In the terrifying summer of 1942 in Belgium, when the Nazis began the brutal roundup of Jewish families, parents searched desperately for safe haven for their children. As Suzanne Vromen reveals in Hidden Children of the Holocaust , these children found sanctuary with other families and schools-but especially in Roman Catholic convents and orphanages. Vromen has interviewed not only those who were hidden as children, but also the Christian women who rescued them, and the nuns who gave the children shelter, all of whose voices are heard in this powerfully moving book. Indeed, here are numerous first-hand memoirs of life in a wartime convent-the secrecy, the humor, the admiration, the anger, the deprivation, the cruelty, and the kindness-all with the backdrop of the terror of the Nazi occupation. We read the stories of the women of the Resistance who risked their lives in placing Jewish children in the care of the Church, and of the Mothers Superior and nuns who sheltered these children and hid their identity from the authorities.

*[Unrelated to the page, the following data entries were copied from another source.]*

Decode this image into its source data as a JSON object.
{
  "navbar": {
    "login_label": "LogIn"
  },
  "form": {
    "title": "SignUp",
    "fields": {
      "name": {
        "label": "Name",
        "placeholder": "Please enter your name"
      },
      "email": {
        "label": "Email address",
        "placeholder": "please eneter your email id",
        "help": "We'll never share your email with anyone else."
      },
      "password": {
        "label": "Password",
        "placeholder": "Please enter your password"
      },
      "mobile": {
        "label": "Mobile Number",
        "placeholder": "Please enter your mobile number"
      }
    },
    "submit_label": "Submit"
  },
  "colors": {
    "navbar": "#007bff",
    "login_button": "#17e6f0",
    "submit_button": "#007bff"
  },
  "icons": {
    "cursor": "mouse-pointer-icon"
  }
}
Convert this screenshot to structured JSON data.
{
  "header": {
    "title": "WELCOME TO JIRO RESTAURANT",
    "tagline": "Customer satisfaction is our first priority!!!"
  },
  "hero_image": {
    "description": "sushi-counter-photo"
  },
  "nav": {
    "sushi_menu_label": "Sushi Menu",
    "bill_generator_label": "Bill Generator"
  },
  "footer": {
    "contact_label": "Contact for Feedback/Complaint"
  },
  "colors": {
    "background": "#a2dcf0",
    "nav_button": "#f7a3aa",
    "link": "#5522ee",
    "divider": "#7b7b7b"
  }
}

Perhaps most riveting are the stories told by the children themselves-abruptly separated from distraught parents and given new names, the children were brought to the convents with a sense of urgency, sometimes under the cover of darkness. They were plunged into a new life, different from anything they had ever known, and expected to adapt seamlessly. Vromen shows that some adapted so well that they converted to Catholicism, at times to fit in amid the daily prayers and rituals, but often because the Church appealed to them. Vromen also examines their lives after the war, how they faced the devastating loss of parents to the Holocaust, struggled to regain their identities and sought to memorialize those who saved them.